*** Input records ***

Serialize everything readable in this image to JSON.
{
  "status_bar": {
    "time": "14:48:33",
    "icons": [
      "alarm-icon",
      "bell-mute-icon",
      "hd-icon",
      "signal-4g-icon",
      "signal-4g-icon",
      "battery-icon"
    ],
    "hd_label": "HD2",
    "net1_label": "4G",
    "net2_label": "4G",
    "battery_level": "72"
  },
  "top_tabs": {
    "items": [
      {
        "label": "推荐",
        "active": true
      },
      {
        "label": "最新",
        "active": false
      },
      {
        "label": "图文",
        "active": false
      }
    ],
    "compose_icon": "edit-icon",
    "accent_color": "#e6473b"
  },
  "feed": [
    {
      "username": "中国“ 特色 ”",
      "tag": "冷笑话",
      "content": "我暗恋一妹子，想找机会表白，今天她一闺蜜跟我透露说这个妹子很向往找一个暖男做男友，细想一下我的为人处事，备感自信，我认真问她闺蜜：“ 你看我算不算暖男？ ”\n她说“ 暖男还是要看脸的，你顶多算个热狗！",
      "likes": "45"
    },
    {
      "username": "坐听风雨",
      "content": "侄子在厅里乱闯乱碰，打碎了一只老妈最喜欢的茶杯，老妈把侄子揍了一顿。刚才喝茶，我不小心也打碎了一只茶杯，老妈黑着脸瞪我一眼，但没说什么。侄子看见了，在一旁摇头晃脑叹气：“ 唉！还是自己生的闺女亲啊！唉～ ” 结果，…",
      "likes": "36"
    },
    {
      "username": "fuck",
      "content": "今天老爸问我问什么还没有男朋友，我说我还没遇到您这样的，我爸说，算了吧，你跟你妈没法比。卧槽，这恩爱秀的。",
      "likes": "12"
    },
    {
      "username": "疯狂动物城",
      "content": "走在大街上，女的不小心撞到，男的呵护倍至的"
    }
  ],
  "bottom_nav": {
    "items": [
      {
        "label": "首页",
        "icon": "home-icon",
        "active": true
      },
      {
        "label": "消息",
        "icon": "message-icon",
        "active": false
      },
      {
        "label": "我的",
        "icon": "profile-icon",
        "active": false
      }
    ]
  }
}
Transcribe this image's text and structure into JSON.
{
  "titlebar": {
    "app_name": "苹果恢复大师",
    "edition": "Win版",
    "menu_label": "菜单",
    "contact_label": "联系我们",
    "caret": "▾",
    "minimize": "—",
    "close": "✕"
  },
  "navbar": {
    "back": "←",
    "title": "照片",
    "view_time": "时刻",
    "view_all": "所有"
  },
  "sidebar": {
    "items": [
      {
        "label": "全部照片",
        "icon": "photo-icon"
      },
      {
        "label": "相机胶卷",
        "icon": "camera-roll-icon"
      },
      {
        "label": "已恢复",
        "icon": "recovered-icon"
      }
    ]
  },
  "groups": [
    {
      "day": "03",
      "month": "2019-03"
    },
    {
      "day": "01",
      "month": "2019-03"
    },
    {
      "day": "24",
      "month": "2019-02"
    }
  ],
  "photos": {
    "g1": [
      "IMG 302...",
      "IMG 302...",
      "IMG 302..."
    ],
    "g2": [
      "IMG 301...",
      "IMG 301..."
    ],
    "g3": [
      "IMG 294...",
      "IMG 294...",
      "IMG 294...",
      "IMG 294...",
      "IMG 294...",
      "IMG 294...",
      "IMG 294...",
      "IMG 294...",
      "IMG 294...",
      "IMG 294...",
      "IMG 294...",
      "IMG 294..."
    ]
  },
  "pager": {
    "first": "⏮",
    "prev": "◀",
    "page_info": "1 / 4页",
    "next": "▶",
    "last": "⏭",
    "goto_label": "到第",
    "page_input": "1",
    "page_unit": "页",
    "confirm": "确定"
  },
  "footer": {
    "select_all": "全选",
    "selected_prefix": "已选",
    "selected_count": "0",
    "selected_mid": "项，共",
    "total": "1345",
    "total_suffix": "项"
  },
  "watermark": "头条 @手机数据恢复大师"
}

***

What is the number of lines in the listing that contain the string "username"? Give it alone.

4